Title: Hurdy Gurdy Man
Album: Hurdy Gurdy Man
Ah, Donovan. Donovan "Did I Mention I Use To Hang Out With The Beatles?" Leitch. Regardless of the excessive name-dropping, it is true he used to hang out with The Beatles, tagging along during the experimental time in their lives while they were searching for inner peace in India. Which is not to say he was merely a taker; apparently, he taught John Lennon a finger-picking guitar style that can be heard on "Julia" and "Dear Prudence" among others. So there is some give and take and perhaps it's not entirely unfair for Donovan to feel like he is underappreciated.
"Hurdy Gurdy Man" is Donovan's foray into a harder rock style with distorted guitars and heavy drums replacing flutes and bassoons. No flower power here. But the melodies are still catchy and sweet and the chord progressions simple but effective. Two things catch my ear as I listen analytically to what's going on.
First, there is some simple but elegant counterpoint in the verse with Donovan's descending vocal line (a recurring theme in the chorus) contrasted against the rising chord progression:
Notice how the melody in the voice arrives at the chord tone late, creating some nice suspensions (6-5, 4-3 and 9-8 in succession). This same idea carries over to the chorus—in fact, the melodic line is almost an exact transposition of the verse melody but over a different chord progression:
Isn't it fascinating how the character of this melody changes when set over a different chord progression! Over I-iii-IV-V, it's pretty and lilting while it's transposition over bVII, IV, I is almost haunting. Could it be because one outlines a perfect 4th [G-D] while the other outlines a tritone [F-B]?
Which brings me to my second observation: the way the song begins harmonically. It's is in the key of G but the intro begins on the bVII (F)! The chord progression is presented exactly as appears in the chorus but, as listeners, we don't know this. So right from the start, there is some masking of the tonality.
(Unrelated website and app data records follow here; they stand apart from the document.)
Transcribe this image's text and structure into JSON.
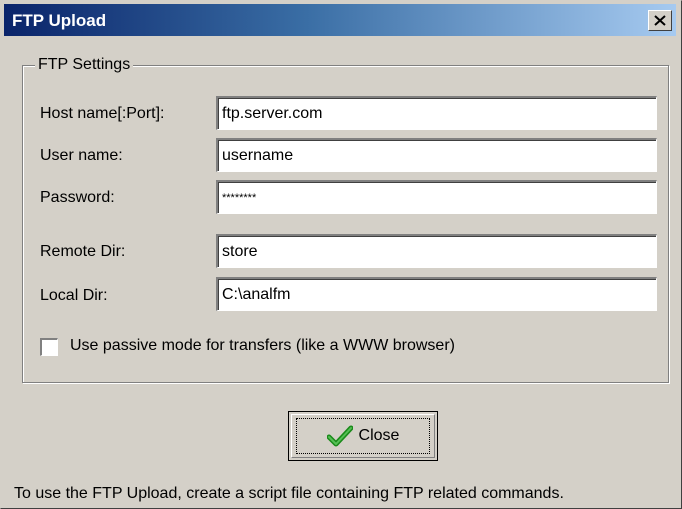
{
  "window": {
    "title": "FTP Upload"
  },
  "group": {
    "legend": "FTP Settings"
  },
  "fields": {
    "host": {
      "label": "Host name[:Port]:",
      "value": "ftp.server.com"
    },
    "user": {
      "label": "User name:",
      "value": "username"
    },
    "password": {
      "label": "Password:",
      "value": "********"
    },
    "remote": {
      "label": "Remote Dir:",
      "value": "store"
    },
    "local": {
      "label": "Local Dir:",
      "value": "C:\\analfm"
    }
  },
  "passive": {
    "label": "Use passive mode for transfers (like a WWW browser)",
    "checked": false
  },
  "buttons": {
    "close_label": "Close"
  },
  "footer": {
    "text": "To use the FTP Upload, create a script file containing FTP related commands."
  },
  "colors": {
    "title_start": "#0a246a",
    "title_end": "#a6caf0",
    "face": "#d4d0c8",
    "check_green": "#1a8a1a"
  },
  "icons": {
    "title_close": "close-icon",
    "button": "checkmark-icon"
  }
}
Of course, it's easy to ignore all of these underlying structural elements with a song that has so many timbral delights, including a tambura ("I got it from George Harrison!") and some rhythmic pulsating vocal vibrato which I find to be an inspired choice. One thing we don't hear is a hurdy-gurdy itself (the tambura acts as a substitute), which is a buzzy ancient string instrument that sounds like this!